Obstructive sleep apnea (OSA) is a condition whereby the upper airway partially or completely collapses during sleep resulting in snoring and/or complete cessation of breathing. The earliest records of snoring and sleep apnea date back more than 2,000 years. In 1836, OSA was described not by a clinician but by the author Charles Dickens. In a series of papers entitled ‘Posthumous Papers of the Pickwick Club’ Dickens described his character poor Joe as a morbidly obese, chronic snorer who would fall asleep standing up.
For many years, the only available treatment for obstructive sleep apnea was an invasive surgical procedure known as atracheotomy. A tracheotomy is where an incision is made into a person’s windpipe to bypass the upper airway.
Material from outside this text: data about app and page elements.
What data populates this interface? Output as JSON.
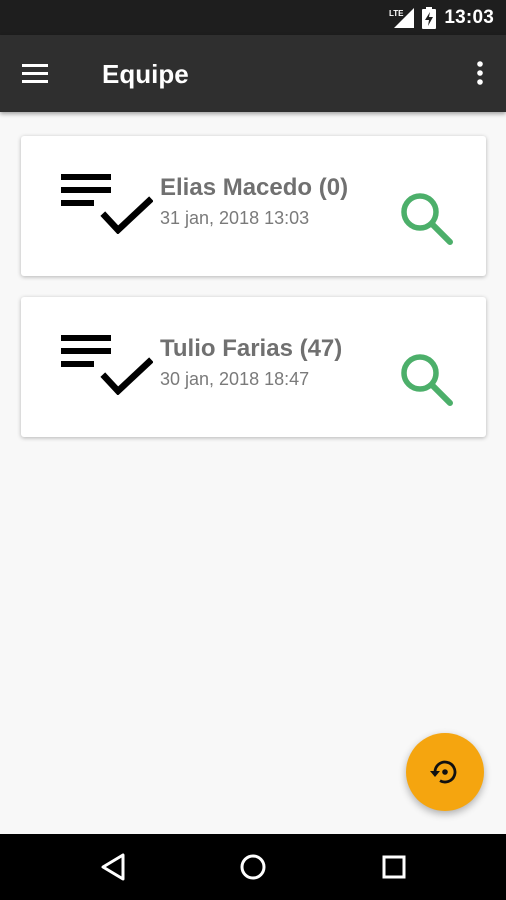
{
  "status_bar": {
    "time": "13:03",
    "network_label": "LTE",
    "icons": [
      "lte-signal-icon",
      "battery-charging-icon"
    ]
  },
  "app_bar": {
    "title": "Equipe",
    "icons": [
      "menu-icon",
      "more-vert-icon"
    ]
  },
  "entries": [
    {
      "name": "Elias Macedo (0)",
      "date": "31 jan, 2018 13:03",
      "icon": "playlist-check-icon",
      "action_icon": "search-icon"
    },
    {
      "name": "Tulio Farias (47)",
      "date": "30 jan, 2018 18:47",
      "icon": "playlist-check-icon",
      "action_icon": "search-icon"
    }
  ],
  "fab": {
    "icon": "restore-icon"
  },
  "nav_bar": {
    "icons": [
      "back-icon",
      "home-icon",
      "recents-icon"
    ]
  },
  "colors": {
    "status_bar": "#1e1e1e",
    "app_bar": "#2f2f2f",
    "background": "#f8f8f8",
    "search_icon": "#4caf6a",
    "fab": "#f5a50f",
    "name_text": "#707070",
    "date_text": "#7a7a7a"
  }
}
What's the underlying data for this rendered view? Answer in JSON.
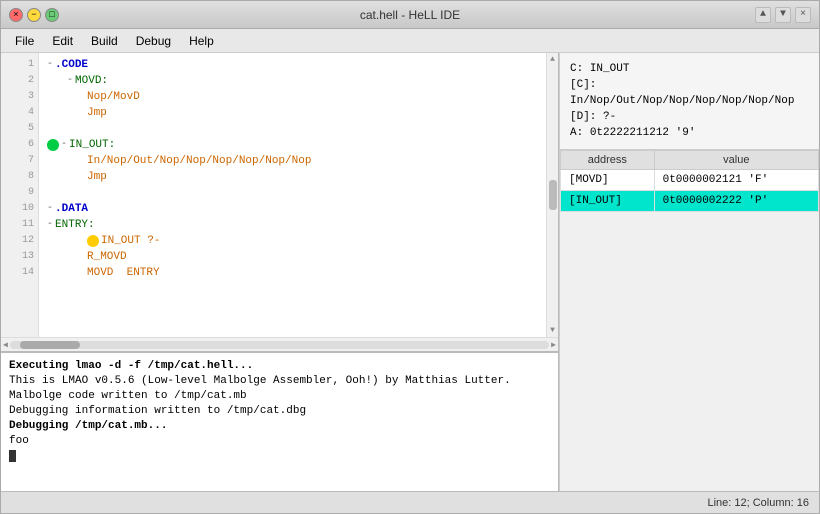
{
  "window": {
    "title": "cat.hell - HeLL IDE",
    "buttons": {
      "close": "×",
      "minimize": "−",
      "maximize": "□"
    }
  },
  "menu": {
    "items": [
      "File",
      "Edit",
      "Build",
      "Debug",
      "Help"
    ]
  },
  "editor": {
    "lines": [
      {
        "num": "1",
        "indent": 0,
        "collapse": "-",
        "text": ".CODE",
        "type": "section"
      },
      {
        "num": "2",
        "indent": 1,
        "collapse": "-",
        "text": "MOVD:",
        "type": "label"
      },
      {
        "num": "3",
        "indent": 2,
        "collapse": "",
        "text": "Nop/MovD",
        "type": "instr"
      },
      {
        "num": "4",
        "indent": 2,
        "collapse": "",
        "text": "Jmp",
        "type": "instr"
      },
      {
        "num": "5",
        "indent": 0,
        "collapse": "",
        "text": "",
        "type": "blank"
      },
      {
        "num": "6",
        "indent": 0,
        "collapse": "-",
        "text": "IN_OUT:",
        "type": "label",
        "marker": "green"
      },
      {
        "num": "7",
        "indent": 2,
        "collapse": "",
        "text": "In/Nop/Out/Nop/Nop/Nop/Nop/Nop/Nop",
        "type": "instr"
      },
      {
        "num": "8",
        "indent": 2,
        "collapse": "",
        "text": "Jmp",
        "type": "instr"
      },
      {
        "num": "9",
        "indent": 0,
        "collapse": "",
        "text": "",
        "type": "blank"
      },
      {
        "num": "10",
        "indent": 0,
        "collapse": "-",
        "text": ".DATA",
        "type": "section"
      },
      {
        "num": "11",
        "indent": 0,
        "collapse": "-",
        "text": "ENTRY:",
        "type": "label"
      },
      {
        "num": "12",
        "indent": 2,
        "collapse": "",
        "text": "IN_OUT ?-",
        "type": "instr",
        "marker": "yellow"
      },
      {
        "num": "13",
        "indent": 2,
        "collapse": "",
        "text": "R_MOVD",
        "type": "instr"
      },
      {
        "num": "14",
        "indent": 2,
        "collapse": "",
        "text": "MOVD  ENTRY",
        "type": "instr"
      }
    ]
  },
  "debug_info": {
    "c_label": "C:",
    "c_value": "IN_OUT",
    "c_detail_label": "[C]:",
    "c_detail_value": "In/Nop/Out/Nop/Nop/Nop/Nop/Nop/Nop",
    "d_label": "[D]:",
    "d_value": "?-",
    "a_label": "A:",
    "a_value": "0t2222211212 '9'"
  },
  "register_table": {
    "headers": [
      "address",
      "value"
    ],
    "rows": [
      {
        "address": "[MOVD]",
        "value": "0t0000002121 'F'",
        "highlighted": false
      },
      {
        "address": "[IN_OUT]",
        "value": "0t0000002222 'P'",
        "highlighted": true
      }
    ]
  },
  "terminal": {
    "lines": [
      {
        "text": "Executing lmao -d -f /tmp/cat.hell...",
        "bold": true
      },
      {
        "text": "This is LMAO v0.5.6 (Low-level Malbolge Assembler, Ooh!) by Matthias Lutter.",
        "bold": false
      },
      {
        "text": "Malbolge code written to /tmp/cat.mb",
        "bold": false
      },
      {
        "text": "Debugging information written to /tmp/cat.dbg",
        "bold": false
      },
      {
        "text": "Debugging /tmp/cat.mb...",
        "bold": true
      },
      {
        "text": "foo",
        "bold": false
      }
    ]
  },
  "status_bar": {
    "text": "Line: 12; Column: 16"
  }
}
During the day, the tracheostomy is blocked off but during the night, the tracheostomy is opened to bypass the collapsed upper airway that occurs during sleep.
Early studies into Obstructive Sleep Apnea
Eliot Phillipson was one of the early pioneers of respiratory control and sleep. From his laboratory in Toronto, he worked with dogs to investigate airway closure and control mechanisms during sleep. In 1976 he was joined by Dr Colin Sullivan, who further investigated respiratory control and sleep. His research uncovered a link between sleep, breathing and the upper airway.
Upon returning to Australia, Dr Sullivan worked on his theory that a non-invasive solution to sleep apnea could be found. He created a device using a breathing mask, hoses and a vacuum cleaner-type engine that took air from the surrounding environment and pressurised it before it entered the patient’s upper airway. He coined the term Continuous Positive Airway Pressure, or CPAP.
The leap from experiment to treatment
It wasn’t long before Dr Sullivan started helping patients suffering from OSA. He published his original findings using CPAP in 1981. Five patients with severe obstructive sleep apnea were treated. Among his first patients were two people who had lost their jobs due to falling asleep at work, and a 13 year old boy who was unable to stay awake in school. Using a fiberglass cast of their noses that was connected to an air pressure device via tubes and silicone adhesive, patients were studied for three consecutive nights.
In his 1981 publication, Dr. Sullivan concluded that: ‘Continuous positive airway pressure prevented the upper airway occlusion in each of the five patients. The upper airway occlusion could be turned off and on simply by increasing or reducing the level of positive airway pressure.